The Jemez Mountains salamander was listed as “endangered” under the Endangered Species Act in 2013. It is endemic to the Jemez Mountains. This strictly terrestrial, lungless salamander inhabits high elevation, moist, mixed conifer forests with high canopy cover.

At LANL, there are nine areas of environmental interest identified as Jemez Mountains salamander habitat.

The primary threats to the Jemez Mountains salamander on LANL property are habitat loss and degradation from wildland fires, development, and recreational impacts. Another potential threat is the spread of fungal disease from other geographically widespread amphibians.

Learn more about the Mexican Spotted Owl
Mexican Spotted Owl

The Mexican spotted owl was listed as “threatened” under the Endangered Species Act in 1993. It is the only subspecies of spotted owl recognized in New Mexico and generally inhabits mixed conifer and ponderosa pine forests in mountains and canyons. A mated pair of adult spotted owls may use general nesting areas throughout their greater than 15-year lifespan.

At LANL there are five areas of environmental interest identified as Mexican spotted owl habitat.

The primary threats to Mexican spotted owl on LANL property are impacts to habitat quality from LANL operations, undeveloped habitat conversion, and noise disturbance during the breeding season.

Learn more about the Southwestern Willow Flycatcher
Southwestern Willow Flycatcher

The Southwestern Willow Flycatcher was listed as “endangered” under the Endangered Species Act in 1995. The species breeds only in dense riparian habitats in the southwestern United States. In New Mexico, it is found primarily along the Gila River and Rio Grande.

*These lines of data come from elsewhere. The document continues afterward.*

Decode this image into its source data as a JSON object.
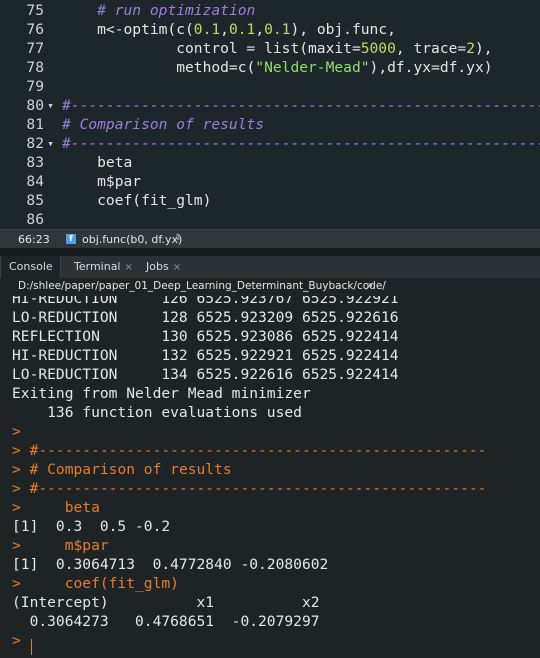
{
  "editor": {
    "lines": [
      {
        "n": "75",
        "fold": "",
        "parts": [
          {
            "t": "    ",
            "c": ""
          },
          {
            "t": "# run optimization",
            "c": "c-comment"
          }
        ]
      },
      {
        "n": "76",
        "fold": "",
        "parts": [
          {
            "t": "    m<-optim(c(",
            "c": ""
          },
          {
            "t": "0.1",
            "c": "c-num"
          },
          {
            "t": ",",
            "c": ""
          },
          {
            "t": "0.1",
            "c": "c-num"
          },
          {
            "t": ",",
            "c": ""
          },
          {
            "t": "0.1",
            "c": "c-num"
          },
          {
            "t": "), obj.func,",
            "c": ""
          }
        ]
      },
      {
        "n": "77",
        "fold": "",
        "parts": [
          {
            "t": "             control = list(maxit=",
            "c": ""
          },
          {
            "t": "5000",
            "c": "c-num"
          },
          {
            "t": ", trace=",
            "c": ""
          },
          {
            "t": "2",
            "c": "c-num"
          },
          {
            "t": "),",
            "c": ""
          }
        ]
      },
      {
        "n": "78",
        "fold": "",
        "parts": [
          {
            "t": "             method=c(",
            "c": ""
          },
          {
            "t": "\"Nelder-Mead\"",
            "c": "c-str"
          },
          {
            "t": "),df.yx=df.yx)",
            "c": ""
          }
        ]
      },
      {
        "n": "79",
        "fold": "",
        "parts": []
      },
      {
        "n": "80",
        "fold": "▾",
        "parts": [
          {
            "t": "#------------------------------------------------------------",
            "c": "c-comment"
          }
        ]
      },
      {
        "n": "81",
        "fold": "",
        "parts": [
          {
            "t": "# Comparison of results",
            "c": "c-comment"
          }
        ]
      },
      {
        "n": "82",
        "fold": "▾",
        "parts": [
          {
            "t": "#------------------------------------------------------------",
            "c": "c-comment"
          }
        ]
      },
      {
        "n": "83",
        "fold": "",
        "parts": [
          {
            "t": "    beta",
            "c": ""
          }
        ]
      },
      {
        "n": "84",
        "fold": "",
        "parts": [
          {
            "t": "    m$par",
            "c": ""
          }
        ]
      },
      {
        "n": "85",
        "fold": "",
        "parts": [
          {
            "t": "    coef(fit_glm)",
            "c": ""
          }
        ]
      },
      {
        "n": "86",
        "fold": "",
        "parts": []
      }
    ]
  },
  "status": {
    "position": "66:23",
    "function_badge": "f",
    "function_name": "obj.func(b0, df.yx)",
    "function_arrow": "⇕"
  },
  "tabs": [
    {
      "label": "Console",
      "close": ""
    },
    {
      "label": "Terminal",
      "close": "×"
    },
    {
      "label": "Jobs",
      "close": "×"
    }
  ],
  "path": {
    "text": "D:/shlee/paper/paper_01_Deep_Learning_Determinant_Buyback/code/",
    "icon": "↗"
  },
  "console": {
    "lines": [
      {
        "parts": [
          {
            "t": "HI-REDUCTION     126 6525.923767 6525.922921",
            "c": ""
          }
        ]
      },
      {
        "parts": [
          {
            "t": "LO-REDUCTION     128 6525.923209 6525.922616",
            "c": ""
          }
        ]
      },
      {
        "parts": [
          {
            "t": "REFLECTION       130 6525.923086 6525.922414",
            "c": ""
          }
        ]
      },
      {
        "parts": [
          {
            "t": "HI-REDUCTION     132 6525.922921 6525.922414",
            "c": ""
          }
        ]
      },
      {
        "parts": [
          {
            "t": "LO-REDUCTION     134 6525.922616 6525.922414",
            "c": ""
          }
        ]
      },
      {
        "parts": [
          {
            "t": "Exiting from Nelder Mead minimizer",
            "c": ""
          }
        ]
      },
      {
        "parts": [
          {
            "t": "    136 function evaluations used",
            "c": ""
          }
        ]
      },
      {
        "parts": [
          {
            "t": ">",
            "c": "k-prompt"
          }
        ]
      },
      {
        "parts": [
          {
            "t": "> ",
            "c": "k-prompt"
          },
          {
            "t": "#---------------------------------------------------",
            "c": "k-cmd"
          }
        ]
      },
      {
        "parts": [
          {
            "t": "> ",
            "c": "k-prompt"
          },
          {
            "t": "# Comparison of results",
            "c": "k-cmd"
          }
        ]
      },
      {
        "parts": [
          {
            "t": "> ",
            "c": "k-prompt"
          },
          {
            "t": "#---------------------------------------------------",
            "c": "k-cmd"
          }
        ]
      },
      {
        "parts": [
          {
            "t": ">     ",
            "c": "k-prompt"
          },
          {
            "t": "beta",
            "c": "k-cmd"
          }
        ]
      },
      {
        "parts": [
          {
            "t": "[1]  0.3  0.5 -0.2",
            "c": ""
          }
        ]
      },
      {
        "parts": [
          {
            "t": ">     ",
            "c": "k-prompt"
          },
          {
            "t": "m$par",
            "c": "k-cmd"
          }
        ]
      },
      {
        "parts": [
          {
            "t": "[1]  0.3064713  0.4772840 -0.2080602",
            "c": ""
          }
        ]
      },
      {
        "parts": [
          {
            "t": ">     ",
            "c": "k-prompt"
          },
          {
            "t": "coef(fit_glm)",
            "c": "k-cmd"
          }
        ]
      },
      {
        "parts": [
          {
            "t": "(Intercept)          x1          x2",
            "c": ""
          }
        ]
      },
      {
        "parts": [
          {
            "t": "  0.3064273   0.4768651  -0.2079297",
            "c": ""
          }
        ]
      },
      {
        "parts": [
          {
            "t": ">",
            "c": "k-prompt"
          }
        ]
      }
    ]
  },
  "colors": {
    "editor_bg": "#1d262b",
    "console_bg": "#1e2426",
    "comment": "#9a7fd8",
    "number": "#c5d967",
    "string": "#8fe06a",
    "prompt": "#e97b2f"
  }
}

It is vulnerable to the loss, fragmentation, and modification of riparian breeding habitat, including the removal of exotic vegetation along the Rio Grande, where nesting in salt cedar is a regular occurrence.

At LANL, there is one area of environmental interest managed as Southwestern Willow Flycatcher habitat under the Habitat Management Plan.